Eight years ago, during a trip to the Mongolian steppes, Claire Doyon composed a luminous portrait of her autistic daughter (Pénélope, FID 2012). A few of its scenes have found their way into this film which, from hundreds of hours of rushes accumulated over the years, recounts the story of life, of and with Pénélope. The narrative is a double movement. A forwards movement first, which recounts the battle of a mother who has dedicated her life to fighting against her daughter’s disease, against medical and social violence. To the extent, she says, that she gave up being a filmmaker. After Les Allées sombres (The dark alleys) (FID 2015), Pénélope, mon amour proves that this is far from being the case. For in this war, as she also says, the camera is both weapon and shield. The film never ceases to emphasise this truth: what keeps her going, is to continue filming what goes on, however painful it might be. This fixing of attention and the patience of images has allowed Claire Doyon to

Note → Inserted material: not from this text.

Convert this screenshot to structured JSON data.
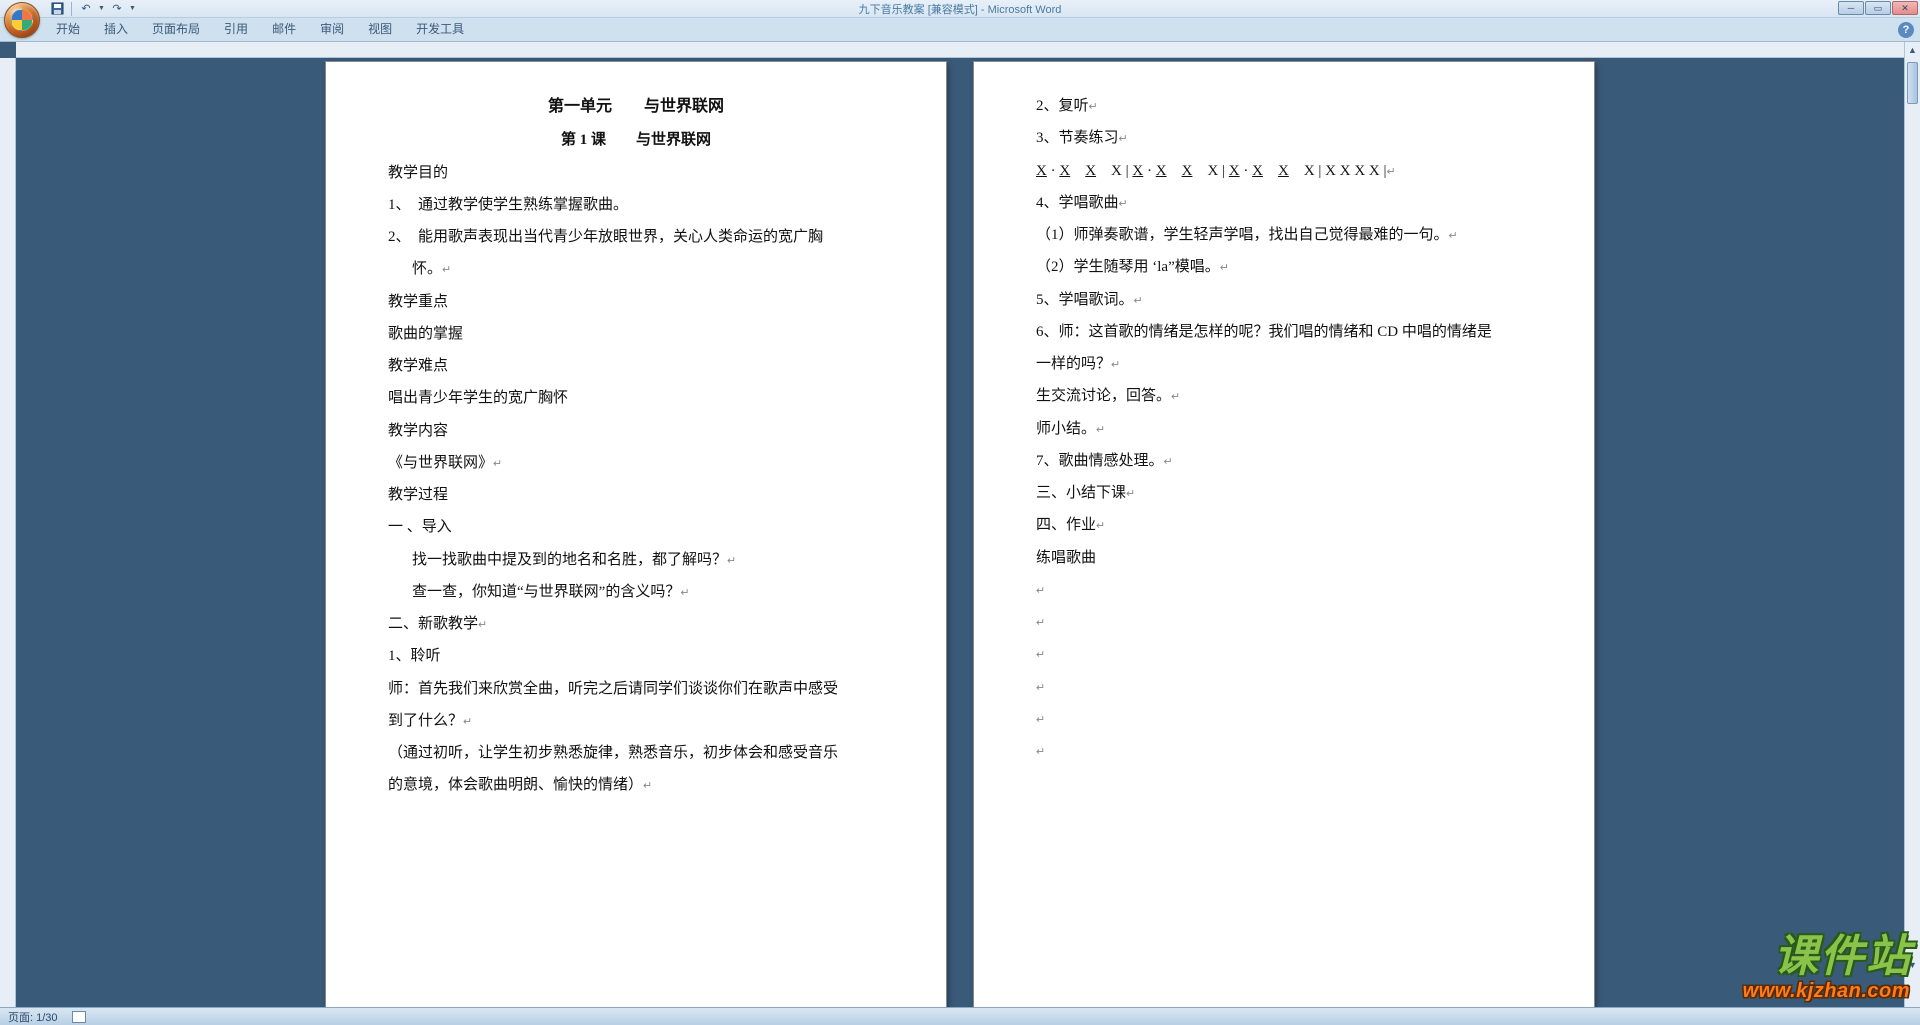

express herself in words, to lay her voice bare as she thinks of her years of life with Pénélope. As the words flow, a second movement gradually rises beneath the first: A moving tale of learning, of a mother who gives up her battle to accompany her daughter on the path to peace. Beneath the Mongolian sun, among the reindeer, Penelope’s actions blossom like flowers. After which the image continues to widen until it reveals, in the clearing of a field of ancient ruins, the punk sovereignty of Penelope. It is the story of a young woman who will never fit in but whom the cinema, because it is able to appreciate her extraordinary existence, helps her to find her own special place in the world.